Website and app data records:
= = = = =

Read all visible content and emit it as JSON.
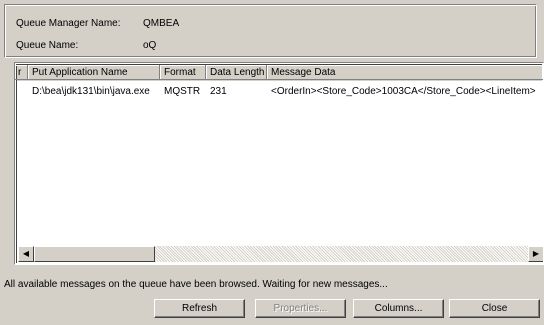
{
  "queue_info": {
    "manager_label": "Queue Manager Name:",
    "manager_value": "QMBEA",
    "queue_label": "Queue Name:",
    "queue_value": "oQ"
  },
  "table": {
    "columns": [
      "r",
      "Put Application Name",
      "Format",
      "Data Length",
      "Message Data"
    ],
    "rows": [
      [
        "",
        "D:\\bea\\jdk131\\bin\\java.exe",
        "MQSTR",
        "231",
        "<OrderIn><Store_Code>1003CA</Store_Code><LineItem>"
      ]
    ]
  },
  "status_text": "All available messages on the queue have been browsed. Waiting for new messages...",
  "buttons": {
    "refresh": "Refresh",
    "properties": "Properties...",
    "columns": "Columns...",
    "close": "Close"
  },
  "icons": {
    "scroll_left": "left-arrow-icon",
    "scroll_right": "right-arrow-icon"
  }
}
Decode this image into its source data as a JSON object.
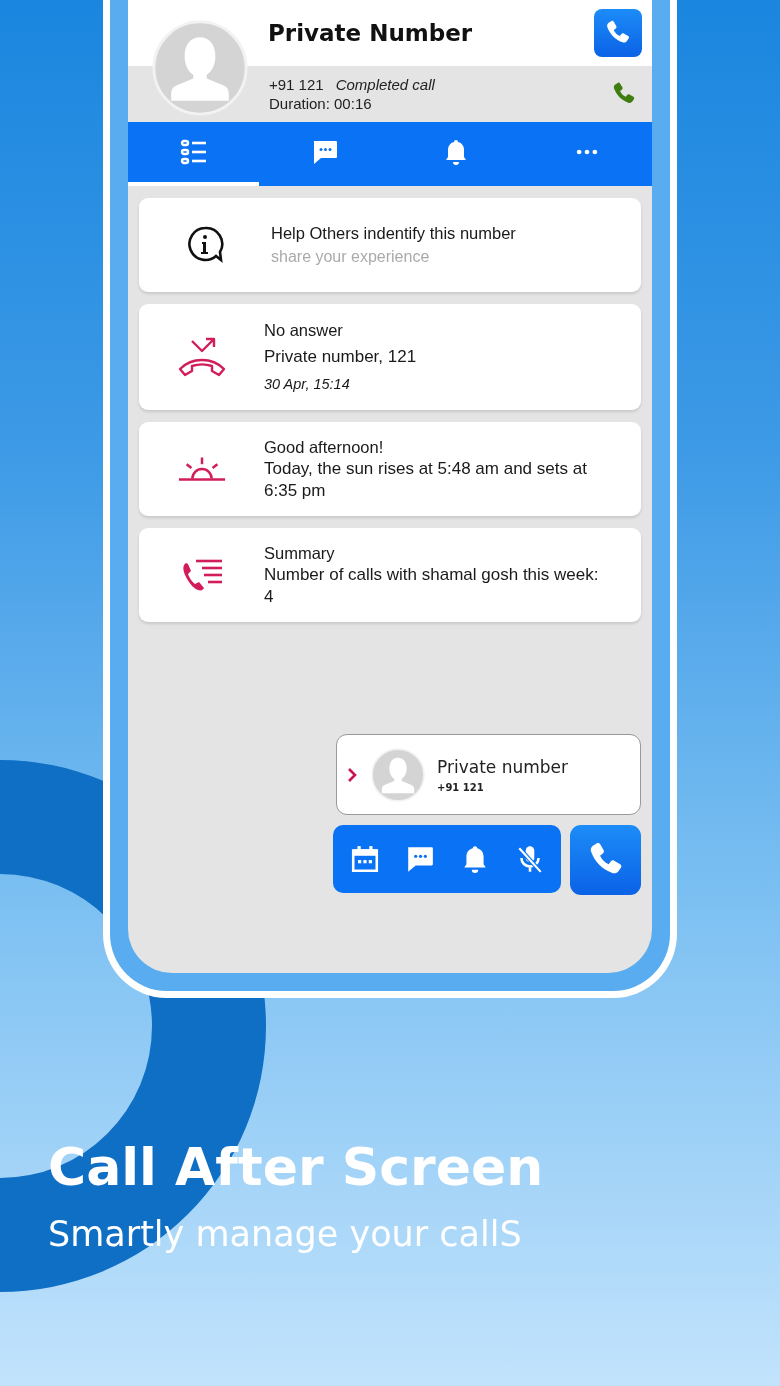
{
  "contact": {
    "name": "Private Number",
    "number": "+91 121",
    "call_status": "Completed call",
    "duration": "Duration: 00:16"
  },
  "tabs": [
    {
      "kind": "list",
      "selected": true
    },
    {
      "kind": "chat",
      "selected": false
    },
    {
      "kind": "bell",
      "selected": false
    },
    {
      "kind": "more",
      "selected": false
    }
  ],
  "cards": [
    {
      "kind": "info",
      "title": "Help Others indentify this number",
      "subtitle": "share your experience"
    },
    {
      "kind": "missed",
      "title": "No answer",
      "detail": "Private number, 121",
      "time": "30 Apr, 15:14"
    },
    {
      "kind": "sun",
      "title": "Good afternoon!",
      "detail": "Today, the sun rises at 5:48 am and sets at 6:35 pm"
    },
    {
      "kind": "summary",
      "title": "Summary",
      "detail": "Number of calls with shamal gosh this week: 4"
    }
  ],
  "mini_card": {
    "name": "Private number",
    "number": "+91 121"
  },
  "actions": [
    {
      "kind": "calendar"
    },
    {
      "kind": "chat"
    },
    {
      "kind": "bell"
    },
    {
      "kind": "mic-off"
    }
  ],
  "headline": "Call After Screen",
  "tagline": "Smartly manage your callS"
}
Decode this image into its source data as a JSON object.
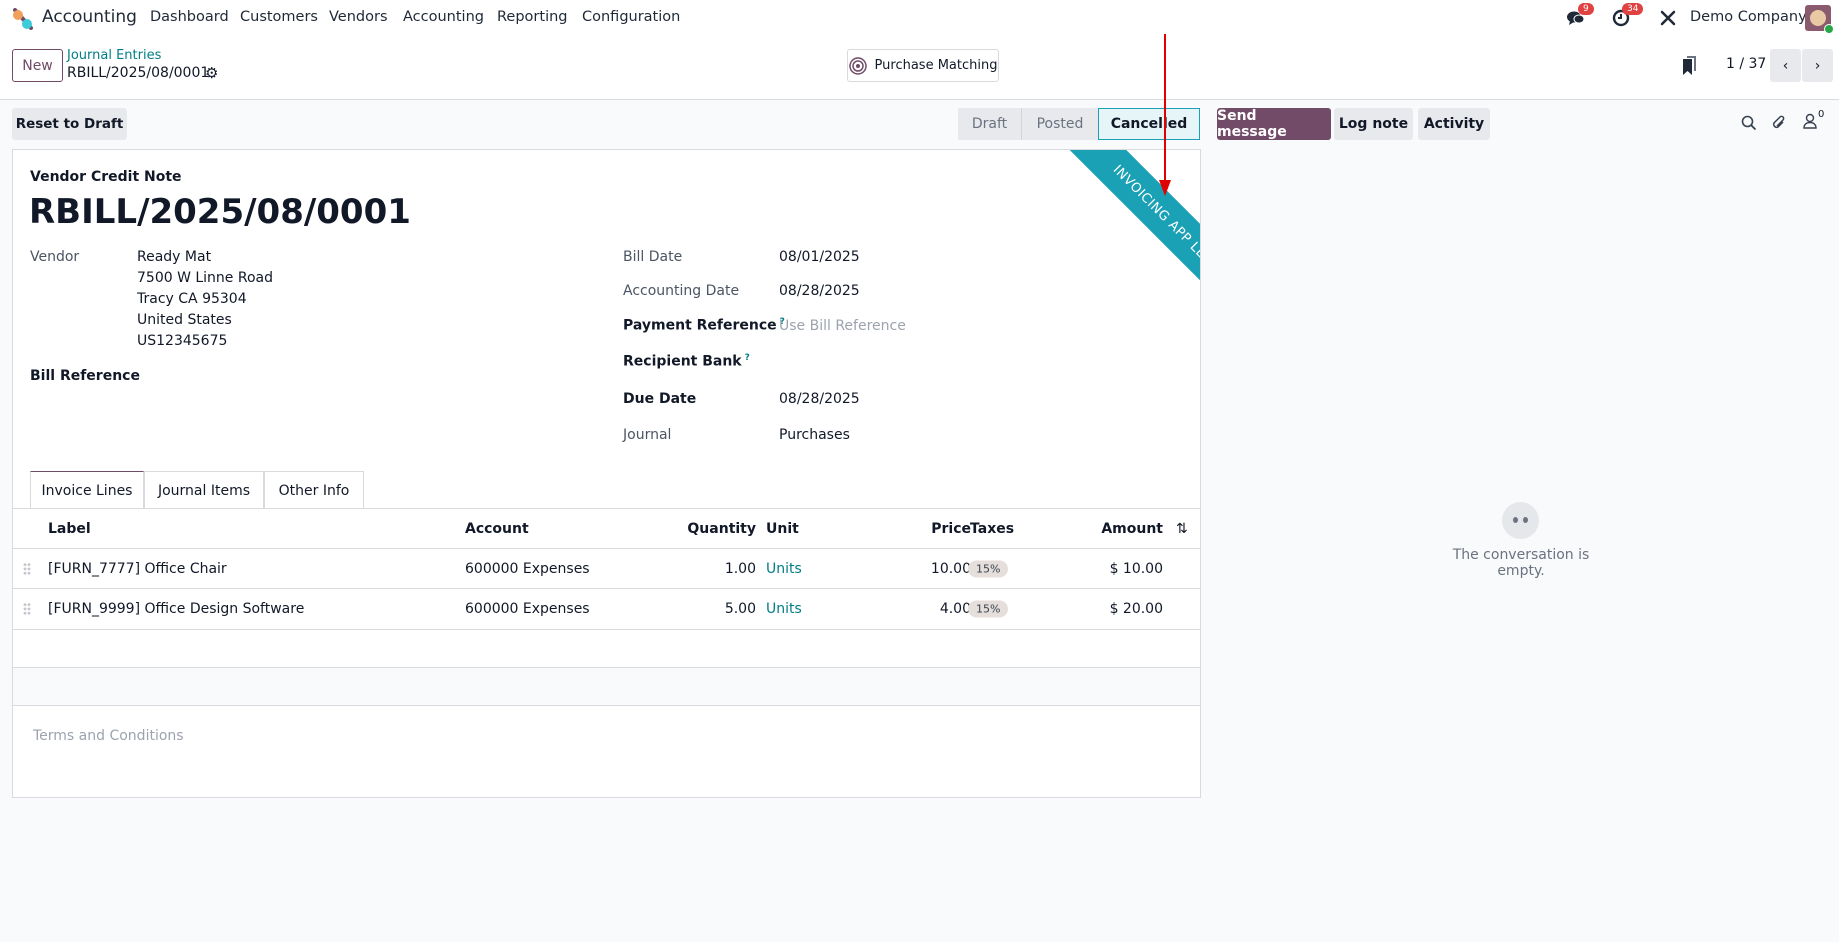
{
  "nav": {
    "app_name": "Accounting",
    "menu": [
      "Dashboard",
      "Customers",
      "Vendors",
      "Accounting",
      "Reporting",
      "Configuration"
    ],
    "messages_badge": "9",
    "activities_badge": "34",
    "company": "Demo Company"
  },
  "control_panel": {
    "new_label": "New",
    "breadcrumb_parent": "Journal Entries",
    "breadcrumb_current": "RBILL/2025/08/0001",
    "purchase_matching_label": "Purchase Matching",
    "pager": "1 / 37"
  },
  "statusbar": {
    "reset_label": "Reset to Draft",
    "stages": [
      "Draft",
      "Posted",
      "Cancelled"
    ],
    "active_stage": "Cancelled"
  },
  "chatter": {
    "send_message": "Send message",
    "log_note": "Log note",
    "activity": "Activity",
    "followers_count": "0",
    "empty_text": "The conversation is empty."
  },
  "form": {
    "ribbon": "INVOICING APP LEGACY",
    "ribbon_color": "#1ba1b5",
    "move_type": "Vendor Credit Note",
    "name": "RBILL/2025/08/0001",
    "vendor_label": "Vendor",
    "vendor_name": "Ready Mat",
    "vendor_address": [
      "7500 W Linne Road",
      "Tracy CA 95304",
      "United States",
      "US12345675"
    ],
    "bill_reference_label": "Bill Reference",
    "bill_date_label": "Bill Date",
    "bill_date": "08/01/2025",
    "accounting_date_label": "Accounting Date",
    "accounting_date": "08/28/2025",
    "payment_reference_label": "Payment Reference",
    "payment_reference_placeholder": "Use Bill Reference",
    "recipient_bank_label": "Recipient Bank",
    "due_date_label": "Due Date",
    "due_date": "08/28/2025",
    "journal_label": "Journal",
    "journal": "Purchases",
    "help_mark": "?"
  },
  "tabs": [
    "Invoice Lines",
    "Journal Items",
    "Other Info"
  ],
  "lines": {
    "headers": {
      "label": "Label",
      "account": "Account",
      "quantity": "Quantity",
      "unit": "Unit",
      "price": "Price",
      "taxes": "Taxes",
      "amount": "Amount"
    },
    "rows": [
      {
        "label": "[FURN_7777] Office Chair",
        "account": "600000 Expenses",
        "quantity": "1.00",
        "unit": "Units",
        "price": "10.00",
        "taxes": "15%",
        "amount": "$ 10.00"
      },
      {
        "label": "[FURN_9999] Office Design Software",
        "account": "600000 Expenses",
        "quantity": "5.00",
        "unit": "Units",
        "price": "4.00",
        "taxes": "15%",
        "amount": "$ 20.00"
      }
    ],
    "terms_placeholder": "Terms and Conditions"
  }
}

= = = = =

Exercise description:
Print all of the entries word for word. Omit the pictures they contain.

Output:
Read all visible content and emit it as JSON.
{
  "queue_info": {
    "manager_label": "Queue Manager Name:",
    "manager_value": "QMBEA",
    "queue_label": "Queue Name:",
    "queue_value": "oQ"
  },
  "table": {
    "columns": [
      "r",
      "Put Application Name",
      "Format",
      "Data Length",
      "Message Data"
    ],
    "rows": [
      [
        "",
        "D:\\bea\\jdk131\\bin\\java.exe",
        "MQSTR",
        "231",
        "<OrderIn><Store_Code>1003CA</Store_Code><LineItem>"
      ]
    ]
  },
  "status_text": "All available messages on the queue have been browsed. Waiting for new messages...",
  "buttons": {
    "refresh": "Refresh",
    "properties": "Properties...",
    "columns": "Columns...",
    "close": "Close"
  },
  "icons": {
    "scroll_left": "left-arrow-icon",
    "scroll_right": "right-arrow-icon"
  }
}
Decode this image into its source data as a JSON object.
{
  "contact": {
    "name": "Private Number",
    "number": "+91 121",
    "call_status": "Completed call",
    "duration": "Duration: 00:16"
  },
  "tabs": [
    {
      "kind": "list",
      "selected": true
    },
    {
      "kind": "chat",
      "selected": false
    },
    {
      "kind": "bell",
      "selected": false
    },
    {
      "kind": "more",
      "selected": false
    }
  ],
  "cards": [
    {
      "kind": "info",
      "title": "Help Others indentify this number",
      "subtitle": "share your experience"
    },
    {
      "kind": "missed",
      "title": "No answer",
      "detail": "Private number, 121",
      "time": "30 Apr, 15:14"
    },
    {
      "kind": "sun",
      "title": "Good afternoon!",
      "detail": "Today, the sun rises at 5:48 am and sets at 6:35 pm"
    },
    {
      "kind": "summary",
      "title": "Summary",
      "detail": "Number of calls with shamal gosh this week: 4"
    }
  ],
  "mini_card": {
    "name": "Private number",
    "number": "+91 121"
  },
  "actions": [
    {
      "kind": "calendar"
    },
    {
      "kind": "chat"
    },
    {
      "kind": "bell"
    },
    {
      "kind": "mic-off"
    }
  ],
  "headline": "Call After Screen",
  "tagline": "Smartly manage your callS"
}
Decode this image into its source data as a JSON object.
{
  "nav": {
    "app_name": "Accounting",
    "menu": [
      "Dashboard",
      "Customers",
      "Vendors",
      "Accounting",
      "Reporting",
      "Configuration"
    ],
    "messages_badge": "9",
    "activities_badge": "34",
    "company": "Demo Company"
  },
  "control_panel": {
    "new_label": "New",
    "breadcrumb_parent": "Journal Entries",
    "breadcrumb_current": "RBILL/2025/08/0001",
    "purchase_matching_label": "Purchase Matching",
    "pager": "1 / 37"
  },
  "statusbar": {
    "reset_label": "Reset to Draft",
    "stages": [
      "Draft",
      "Posted",
      "Cancelled"
    ],
    "active_stage": "Cancelled"
  },
  "chatter": {
    "send_message": "Send message",
    "log_note": "Log note",
    "activity": "Activity",
    "followers_count": "0",
    "empty_text": "The conversation is empty."
  },
  "form": {
    "ribbon": "INVOICING APP LEGACY",
    "ribbon_color": "#1ba1b5",
    "move_type": "Vendor Credit Note",
    "name": "RBILL/2025/08/0001",
    "vendor_label": "Vendor",
    "vendor_name": "Ready Mat",
    "vendor_address": [
      "7500 W Linne Road",
      "Tracy CA 95304",
      "United States",
      "US12345675"
    ],
    "bill_reference_label": "Bill Reference",
    "bill_date_label": "Bill Date",
    "bill_date": "08/01/2025",
    "accounting_date_label": "Accounting Date",
    "accounting_date": "08/28/2025",
    "payment_reference_label": "Payment Reference",
    "payment_reference_placeholder": "Use Bill Reference",
    "recipient_bank_label": "Recipient Bank",
    "due_date_label": "Due Date",
    "due_date": "08/28/2025",
    "journal_label": "Journal",
    "journal": "Purchases",
    "help_mark": "?"
  },
  "tabs": [
    "Invoice Lines",
    "Journal Items",
    "Other Info"
  ],
  "lines": {
    "headers": {
      "label": "Label",
      "account": "Account",
      "quantity": "Quantity",
      "unit": "Unit",
      "price": "Price",
      "taxes": "Taxes",
      "amount": "Amount"
    },
    "rows": [
      {
        "label": "[FURN_7777] Office Chair",
        "account": "600000 Expenses",
        "quantity": "1.00",
        "unit": "Units",
        "price": "10.00",
        "taxes": "15%",
        "amount": "$ 10.00"
      },
      {
        "label": "[FURN_9999] Office Design Software",
        "account": "600000 Expenses",
        "quantity": "5.00",
        "unit": "Units",
        "price": "4.00",
        "taxes": "15%",
        "amount": "$ 20.00"
      }
    ],
    "terms_placeholder": "Terms and Conditions"
  }
}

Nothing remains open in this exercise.